For the littlest scientists, the whole wide world can be a laboratory for learning.Nurture their natural curiosity with A Head Start on Science, a treasury of 89 hands-on science activities specifically for children ages 3 to 6.
The activities are grouped into seven stimulating topic areas: the five senses, weather, physical science, critters, water and water mixture, seeds, and nature walks.
Because the activities have been field-tested by more than a thousand Head Start teachers over 10 years, you’ll find this collection unusually easy to use in a variety of settings, including elementary schools, pre-K programs, and day care. In addition to clear background and a helpful materials list, you get step-by-step procedures and help preparing for comments and questions children may pose. Each activity ends with a reproducible Family Science Connection—in both English and Spanish—to send home so the whole family can share a learning experience that’s both simple and pleasant.

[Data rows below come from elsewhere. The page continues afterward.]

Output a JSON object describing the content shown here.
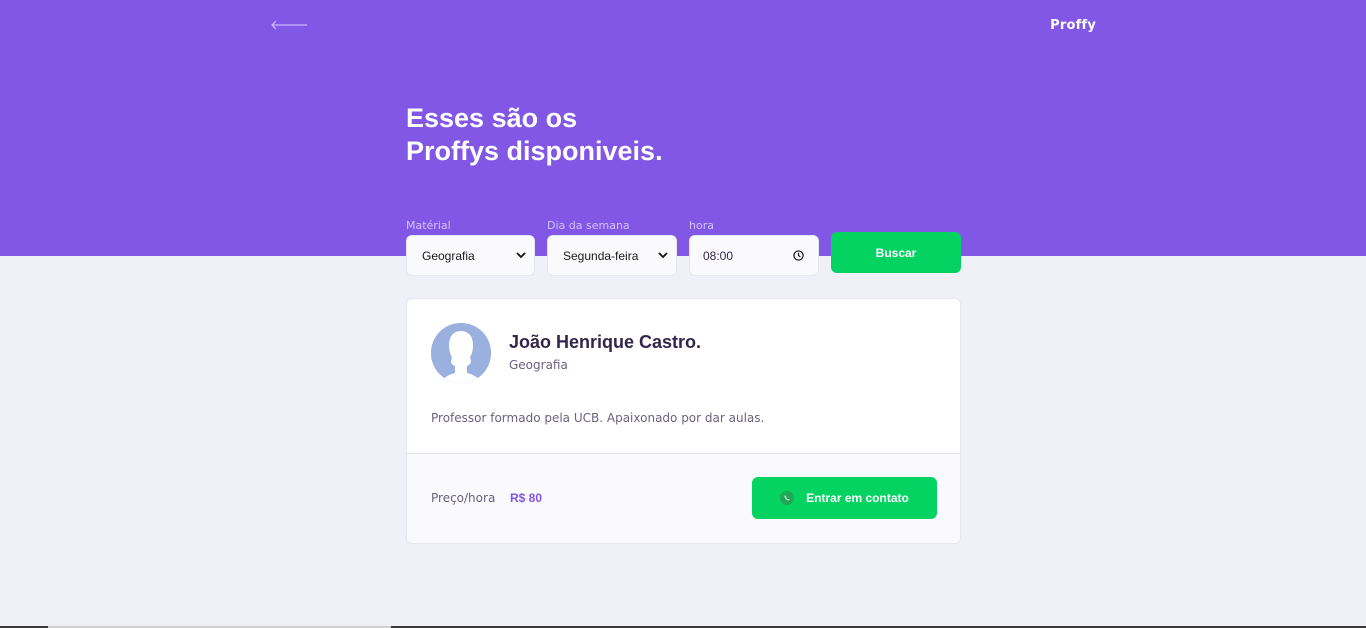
{
  "app": {
    "brand": "Proffy"
  },
  "header": {
    "title_line1": "Esses são os",
    "title_line2": "Proffys disponiveis."
  },
  "filters": {
    "subject": {
      "label": "Matérial",
      "value": "Geografia"
    },
    "weekday": {
      "label": "Dia da semana",
      "value": "Segunda-feira"
    },
    "time": {
      "label": "hora",
      "value": "08:00"
    },
    "search_label": "Buscar"
  },
  "teacher": {
    "name": "João Henrique Castro.",
    "subject": "Geografia",
    "bio": "Professor formado pela UCB. Apaixonado por dar aulas.",
    "price_label": "Preço/hora",
    "price_value": "R$ 80",
    "contact_label": "Entrar em contato"
  },
  "icons": {
    "back": "arrow-left-icon",
    "dropdown": "chevron-down-icon",
    "clock": "clock-icon",
    "whatsapp": "whatsapp-icon",
    "avatar": "user-silhouette"
  },
  "colors": {
    "primary": "#8257e5",
    "secondary": "#04d361",
    "background": "#f0f0f7",
    "text_title": "#32264d",
    "text_base": "#6a6180"
  }
}
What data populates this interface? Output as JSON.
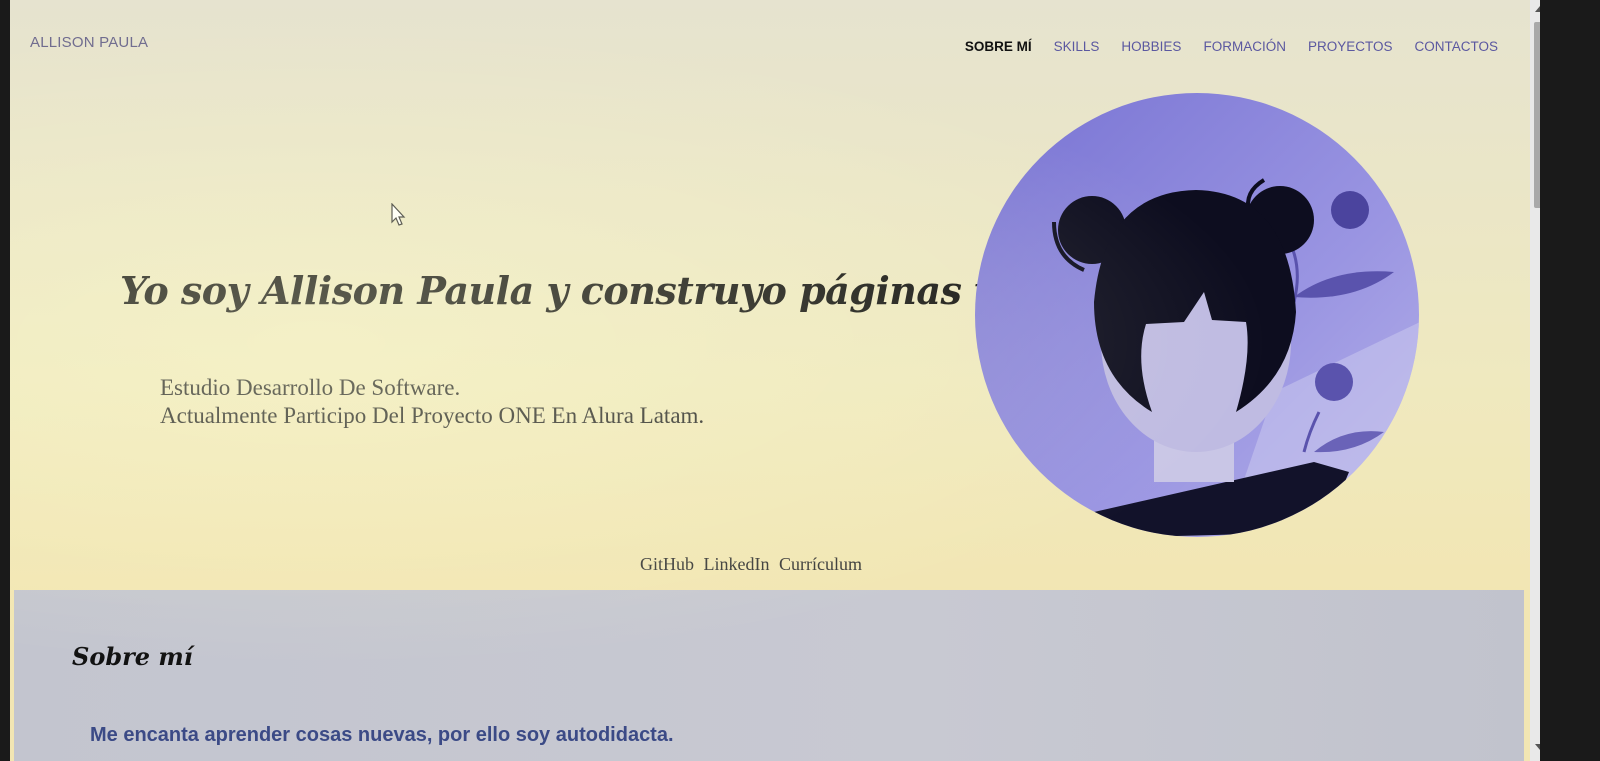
{
  "nav": {
    "brand": "ALLISON PAULA",
    "items": [
      {
        "label": "SOBRE MÍ",
        "active": true
      },
      {
        "label": "SKILLS"
      },
      {
        "label": "HOBBIES"
      },
      {
        "label": "FORMACIÓN"
      },
      {
        "label": "PROYECTOS"
      },
      {
        "label": "CONTACTOS"
      }
    ]
  },
  "hero": {
    "headline": "Yo soy Allison Paula y construyo páginas web.",
    "intro_line1": "Estudio Desarrollo De Software.",
    "intro_line2": "Actualmente Participo Del Proyecto ONE En Alura Latam.",
    "links": [
      "GitHub",
      "LinkedIn",
      "Currículum"
    ],
    "avatar_icon": "girl-avatar-illustration"
  },
  "about": {
    "title": "Sobre mí",
    "text": "Me encanta aprender cosas nuevas, por ello soy autodidacta."
  },
  "colors": {
    "accent": "#5b58a0",
    "avatar_bg": "#8a86d8",
    "about_bg": "#c5c7d0"
  }
}
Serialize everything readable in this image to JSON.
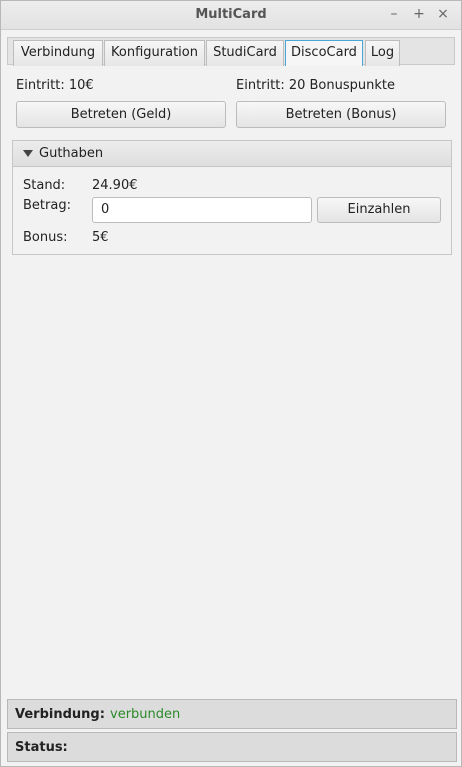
{
  "window": {
    "title": "MultiCard",
    "controls": {
      "minimize": "–",
      "maximize": "+",
      "close": "×"
    }
  },
  "tabs": [
    {
      "label": "Verbindung",
      "active": false
    },
    {
      "label": "Konfiguration",
      "active": false
    },
    {
      "label": "StudiCard",
      "active": false
    },
    {
      "label": "DiscoCard",
      "active": true
    },
    {
      "label": "Log",
      "active": false
    }
  ],
  "disco": {
    "entry_money_label": "Eintritt: 10€",
    "entry_bonus_label": "Eintritt: 20 Bonuspunkte",
    "enter_money_button": "Betreten (Geld)",
    "enter_bonus_button": "Betreten (Bonus)"
  },
  "balance_panel": {
    "title": "Guthaben",
    "stand_label": "Stand:",
    "stand_value": "24.90€",
    "betrag_label": "Betrag:",
    "betrag_value": "0",
    "deposit_button": "Einzahlen",
    "bonus_label": "Bonus:",
    "bonus_value": "5€"
  },
  "status": {
    "connection_label": "Verbindung:",
    "connection_value": "verbunden",
    "connection_color": "#2a8a2a",
    "status_label": "Status:",
    "status_value": ""
  }
}
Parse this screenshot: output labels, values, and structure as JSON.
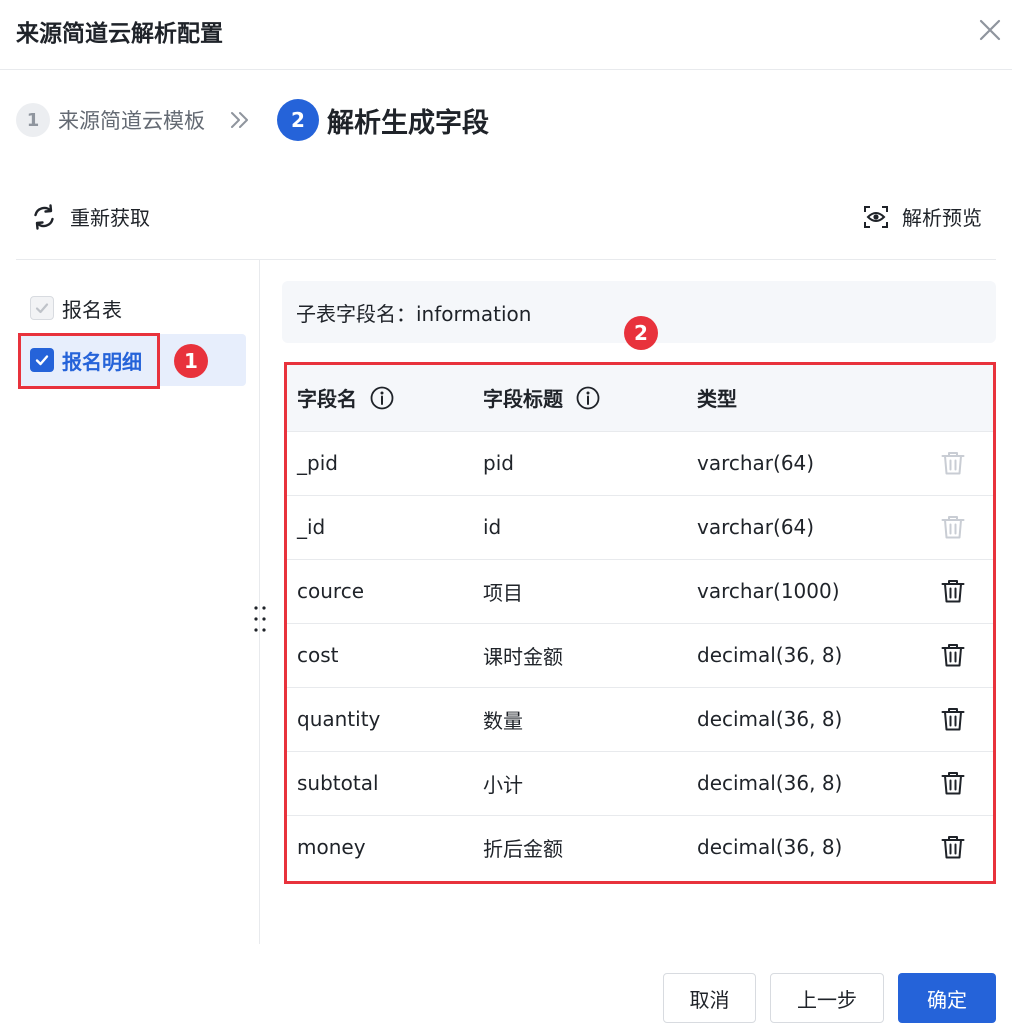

Thanks to a focus on the fun of exploration and discovery, children probably won’t be the only ones who find these activities irresistible. As Editor Bill Ritz writes in the Introduction, “We hope your own sense of wonder will be heightened as you observe children and as their curiosity leads them to answer their own questions about everything they see, hear, smell, and touch.”
NSTA Press – April, 2019
A Head Start on Life Science: Encouraging a Sense of Wonder
by William Straits
Nurture curiosity and even joy in the youngest scientists. The 24 inquiry-based lessons in this lively collection show you how. The activities are organized into sections on animals, plants, and nature walks. Rather than merely presenting science facts to 3- to 7-year-olds, you’ll prompt them to make discoveries of their own. They’ll explore critter camouflage, probe pumpkin insides, make bird feeders, and more.
A Head Start on Life Science is as easy to use as it is inspiring. Each lesson includes lists of learning objectives and required materials, relevant background to help you prepare, plus at-home activities written in English and Spanish. Connections to multiple subjects—including reading, writing, math, dramatic play, and art—let you offer related learning opportunities. Extensions help you relate the science to children’s everyday lives and encourage them to explore with their families.
You can use A Head Start on Life Science in preschools, elementary schools, informal science settings, home schools—anywhere you want to engage children in meaningful, longer-lasting science learning. The book is a follow-up to NSTA’s popular A Head Start on Science. Like that treasury of science activities, this collection is designed to heighten children’s sense of wonder about the natural world.
NSTA Press – March, 2018